*** Opening The data ***

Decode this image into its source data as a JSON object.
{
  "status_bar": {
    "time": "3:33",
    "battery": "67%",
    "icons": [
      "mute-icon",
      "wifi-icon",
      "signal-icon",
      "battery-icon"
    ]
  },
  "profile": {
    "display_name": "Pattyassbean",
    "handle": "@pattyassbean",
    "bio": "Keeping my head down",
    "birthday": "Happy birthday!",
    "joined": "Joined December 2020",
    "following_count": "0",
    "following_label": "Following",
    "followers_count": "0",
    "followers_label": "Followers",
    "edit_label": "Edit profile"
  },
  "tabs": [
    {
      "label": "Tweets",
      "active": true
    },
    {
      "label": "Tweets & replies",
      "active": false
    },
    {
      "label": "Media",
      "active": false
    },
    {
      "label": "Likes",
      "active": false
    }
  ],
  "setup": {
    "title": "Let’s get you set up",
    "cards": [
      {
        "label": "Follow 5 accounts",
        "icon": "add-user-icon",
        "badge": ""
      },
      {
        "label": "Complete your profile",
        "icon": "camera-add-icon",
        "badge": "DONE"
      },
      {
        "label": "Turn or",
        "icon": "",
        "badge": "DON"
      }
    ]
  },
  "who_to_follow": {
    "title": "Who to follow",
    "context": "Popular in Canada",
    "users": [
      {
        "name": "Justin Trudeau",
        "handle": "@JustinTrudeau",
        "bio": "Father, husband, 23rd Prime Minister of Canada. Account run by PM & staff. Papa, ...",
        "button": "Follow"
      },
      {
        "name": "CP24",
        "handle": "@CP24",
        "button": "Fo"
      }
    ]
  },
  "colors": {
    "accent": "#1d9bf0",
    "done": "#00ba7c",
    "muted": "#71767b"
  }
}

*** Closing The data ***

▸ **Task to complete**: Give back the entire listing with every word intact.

▸ **Response**:
Decode this image into its source data as a JSON object.
{
  "status_bar": {
    "time": "3:33",
    "battery": "67%",
    "icons": [
      "mute-icon",
      "wifi-icon",
      "signal-icon",
      "battery-icon"
    ]
  },
  "profile": {
    "display_name": "Pattyassbean",
    "handle": "@pattyassbean",
    "bio": "Keeping my head down",
    "birthday": "Happy birthday!",
    "joined": "Joined December 2020",
    "following_count": "0",
    "following_label": "Following",
    "followers_count": "0",
    "followers_label": "Followers",
    "edit_label": "Edit profile"
  },
  "tabs": [
    {
      "label": "Tweets",
      "active": true
    },
    {
      "label": "Tweets & replies",
      "active": false
    },
    {
      "label": "Media",
      "active": false
    },
    {
      "label": "Likes",
      "active": false
    }
  ],
  "setup": {
    "title": "Let’s get you set up",
    "cards": [
      {
        "label": "Follow 5 accounts",
        "icon": "add-user-icon",
        "badge": ""
      },
      {
        "label": "Complete your profile",
        "icon": "camera-add-icon",
        "badge": "DONE"
      },
      {
        "label": "Turn or",
        "icon": "",
        "badge": "DON"
      }
    ]
  },
  "who_to_follow": {
    "title": "Who to follow",
    "context": "Popular in Canada",
    "users": [
      {
        "name": "Justin Trudeau",
        "handle": "@JustinTrudeau",
        "bio": "Father, husband, 23rd Prime Minister of Canada. Account run by PM & staff. Papa, ...",
        "button": "Follow"
      },
      {
        "name": "CP24",
        "handle": "@CP24",
        "button": "Fo"
      }
    ]
  },
  "colors": {
    "accent": "#1d9bf0",
    "done": "#00ba7c",
    "muted": "#71767b"
  }
}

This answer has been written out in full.